Spring is here? A New Year for the Trees

The Jewish children on campus recently celebrated TuB’Shevat, the New Year for the Trees.  Within the Jewish tradition, the 15th of the Hebrew month of Shevat represents the day when the sap begins flowing upwards again, within the trees.  Spring has arrived…at least in the land of Israel… the winter rains are over and soon the land will be abloom with flowers and fragrance.
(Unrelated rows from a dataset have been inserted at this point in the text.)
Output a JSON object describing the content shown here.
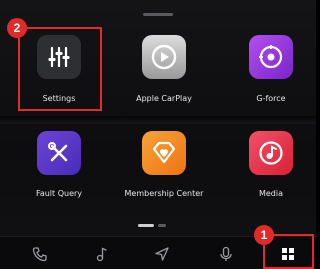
{
  "apps": [
    {
      "label": "Settings",
      "icon": "sliders-icon",
      "color": "#2e2f33"
    },
    {
      "label": "Apple CarPlay",
      "icon": "carplay-icon",
      "color": "#c9c9c9"
    },
    {
      "label": "G-force",
      "icon": "g-force-icon",
      "color": "#9b3be0"
    },
    {
      "label": "Fault Query",
      "icon": "wrench-screwdriver-icon",
      "color": "#5b35c9"
    },
    {
      "label": "Membership Center",
      "icon": "diamond-heart-icon",
      "color": "#f08a1c"
    },
    {
      "label": "Media",
      "icon": "music-note-icon",
      "color": "#e8344a"
    }
  ],
  "dock": {
    "items": [
      "phone-icon",
      "music-icon",
      "navigation-icon",
      "microphone-icon",
      "app-grid-icon"
    ]
  },
  "callouts": {
    "settings_number": "2",
    "app_grid_number": "1",
    "color": "#e12a2a"
  },
  "page_indicator": {
    "pages": 2,
    "active": 1
  }
}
TuB’Shevat is an ancient and mystical holiday that is celebrated each year (exactly mid-point between the winter solstice and the spring equinox) by tasting fruits and nuts that come from the trees, as well as drinking four cups of wine or grape juice, representing the four seasons.  Our interconnection to trees and nature is emphasized, as is the need to protect, preserve and plant trees.
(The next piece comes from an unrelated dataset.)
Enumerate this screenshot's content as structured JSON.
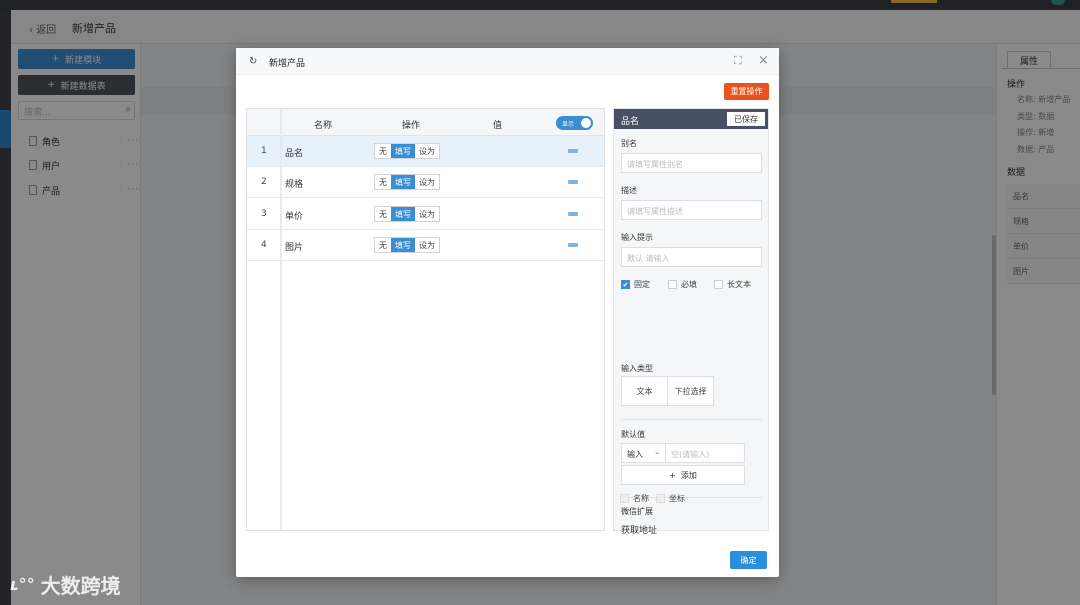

In Israel, the almond tree is the first to awaken out of its winter sleep. A skeptic once said, “Speak to me of G-d” and the almond tree blossomed.

Our Jewish Educator, Janet Tatz, did a wonderful job presenting the meal and the meaning behind the celebration of this special holiday. The Jewish students on campus were asked to think about the different types of people we encounter (and the personal characteristics WE sometimes display) and whether we have a hard shell on the outside of our hearts that might need to be cracked open so our love and joy can be released. I know sometimes I can be that proverbial “tough nut to crack,” making it hard to let others in.

As we celebrate the coming of Spring, perhaps we all can “turn over a new leaf” and resolve to open our hearts and minds more to God and others.